■ WORK REQUIRED
Please copy every record below exactly and leave out the pictures.

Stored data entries

+-------+

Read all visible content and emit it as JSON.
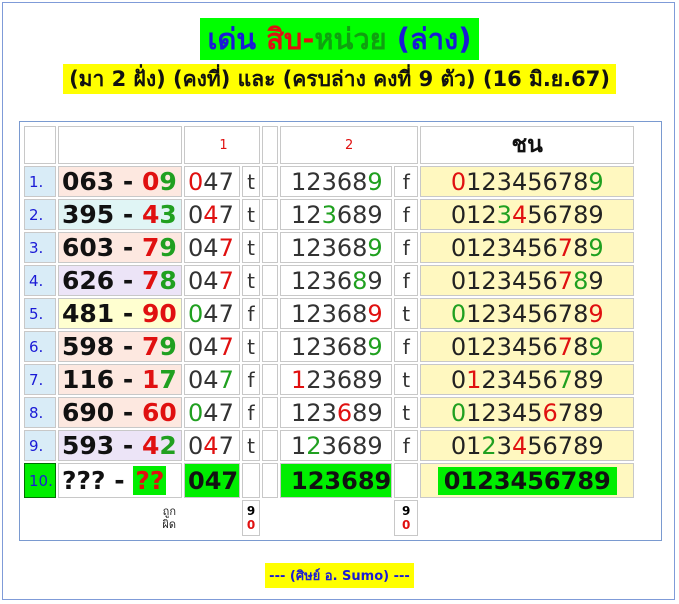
{
  "title": {
    "part1": "เด่น",
    "part2": "สิบ",
    "dash": "-",
    "part3": "หน่วย",
    "part4": "(ล่าง)"
  },
  "subtitle": "(มา 2 ฝั่ง) (คงที่) และ (ครบล่าง คงที่ 9 ตัว) (16 มิ.ย.67)",
  "headers": {
    "group1": "1",
    "group2": "2",
    "chon": "ชน"
  },
  "rows": [
    {
      "idx": "1.",
      "a": "063",
      "sep": " - ",
      "b": "09",
      "g1": "047",
      "tf1": "t",
      "g2": "123689",
      "tf2": "f",
      "chon": "0123456789"
    },
    {
      "idx": "2.",
      "a": "395",
      "sep": " - ",
      "b": "43",
      "g1": "047",
      "tf1": "t",
      "g2": "123689",
      "tf2": "f",
      "chon": "0123456789"
    },
    {
      "idx": "3.",
      "a": "603",
      "sep": " - ",
      "b": "79",
      "g1": "047",
      "tf1": "t",
      "g2": "123689",
      "tf2": "f",
      "chon": "0123456789"
    },
    {
      "idx": "4.",
      "a": "626",
      "sep": " - ",
      "b": "78",
      "g1": "047",
      "tf1": "t",
      "g2": "123689",
      "tf2": "f",
      "chon": "0123456789"
    },
    {
      "idx": "5.",
      "a": "481",
      "sep": " - ",
      "b": "90",
      "g1": "047",
      "tf1": "f",
      "g2": "123689",
      "tf2": "t",
      "chon": "0123456789"
    },
    {
      "idx": "6.",
      "a": "598",
      "sep": " - ",
      "b": "79",
      "g1": "047",
      "tf1": "t",
      "g2": "123689",
      "tf2": "f",
      "chon": "0123456789"
    },
    {
      "idx": "7.",
      "a": "116",
      "sep": " - ",
      "b": "17",
      "g1": "047",
      "tf1": "f",
      "g2": "123689",
      "tf2": "t",
      "chon": "0123456789"
    },
    {
      "idx": "8.",
      "a": "690",
      "sep": " - ",
      "b": "60",
      "g1": "047",
      "tf1": "f",
      "g2": "123689",
      "tf2": "t",
      "chon": "0123456789"
    },
    {
      "idx": "9.",
      "a": "593",
      "sep": " - ",
      "b": "42",
      "g1": "047",
      "tf1": "t",
      "g2": "123689",
      "tf2": "f",
      "chon": "0123456789"
    },
    {
      "idx": "10.",
      "a": "???",
      "sep": " - ",
      "b": "??",
      "g1": "047",
      "tf1": "",
      "g2": "123689",
      "tf2": "",
      "chon": "0123456789"
    }
  ],
  "footer": {
    "label_right": "ถูก",
    "label_wrong": "ผิด",
    "g1_right": "9",
    "g1_wrong": "0",
    "g2_right": "9",
    "g2_wrong": "0"
  },
  "signature": "--- (ศิษย์  อ. Sumo) ---",
  "colors": {
    "hit_red": "#e01010",
    "hit_green": "#20a020",
    "title_bg": "#00ff00",
    "subtitle_bg": "#ffff00",
    "chon_bg": "#fff8c0"
  }
}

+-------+

■ THE ANSWER
Read all visible content and emit it as JSON.
{
  "title": {
    "part1": "เด่น",
    "part2": "สิบ",
    "dash": "-",
    "part3": "หน่วย",
    "part4": "(ล่าง)"
  },
  "subtitle": "(มา 2 ฝั่ง) (คงที่) และ (ครบล่าง คงที่ 9 ตัว) (16 มิ.ย.67)",
  "headers": {
    "group1": "1",
    "group2": "2",
    "chon": "ชน"
  },
  "rows": [
    {
      "idx": "1.",
      "a": "063",
      "sep": " - ",
      "b": "09",
      "g1": "047",
      "tf1": "t",
      "g2": "123689",
      "tf2": "f",
      "chon": "0123456789"
    },
    {
      "idx": "2.",
      "a": "395",
      "sep": " - ",
      "b": "43",
      "g1": "047",
      "tf1": "t",
      "g2": "123689",
      "tf2": "f",
      "chon": "0123456789"
    },
    {
      "idx": "3.",
      "a": "603",
      "sep": " - ",
      "b": "79",
      "g1": "047",
      "tf1": "t",
      "g2": "123689",
      "tf2": "f",
      "chon": "0123456789"
    },
    {
      "idx": "4.",
      "a": "626",
      "sep": " - ",
      "b": "78",
      "g1": "047",
      "tf1": "t",
      "g2": "123689",
      "tf2": "f",
      "chon": "0123456789"
    },
    {
      "idx": "5.",
      "a": "481",
      "sep": " - ",
      "b": "90",
      "g1": "047",
      "tf1": "f",
      "g2": "123689",
      "tf2": "t",
      "chon": "0123456789"
    },
    {
      "idx": "6.",
      "a": "598",
      "sep": " - ",
      "b": "79",
      "g1": "047",
      "tf1": "t",
      "g2": "123689",
      "tf2": "f",
      "chon": "0123456789"
    },
    {
      "idx": "7.",
      "a": "116",
      "sep": " - ",
      "b": "17",
      "g1": "047",
      "tf1": "f",
      "g2": "123689",
      "tf2": "t",
      "chon": "0123456789"
    },
    {
      "idx": "8.",
      "a": "690",
      "sep": " - ",
      "b": "60",
      "g1": "047",
      "tf1": "f",
      "g2": "123689",
      "tf2": "t",
      "chon": "0123456789"
    },
    {
      "idx": "9.",
      "a": "593",
      "sep": " - ",
      "b": "42",
      "g1": "047",
      "tf1": "t",
      "g2": "123689",
      "tf2": "f",
      "chon": "0123456789"
    },
    {
      "idx": "10.",
      "a": "???",
      "sep": " - ",
      "b": "??",
      "g1": "047",
      "tf1": "",
      "g2": "123689",
      "tf2": "",
      "chon": "0123456789"
    }
  ],
  "footer": {
    "label_right": "ถูก",
    "label_wrong": "ผิด",
    "g1_right": "9",
    "g1_wrong": "0",
    "g2_right": "9",
    "g2_wrong": "0"
  },
  "signature": "--- (ศิษย์  อ. Sumo) ---",
  "colors": {
    "hit_red": "#e01010",
    "hit_green": "#20a020",
    "title_bg": "#00ff00",
    "subtitle_bg": "#ffff00",
    "chon_bg": "#fff8c0"
  }
}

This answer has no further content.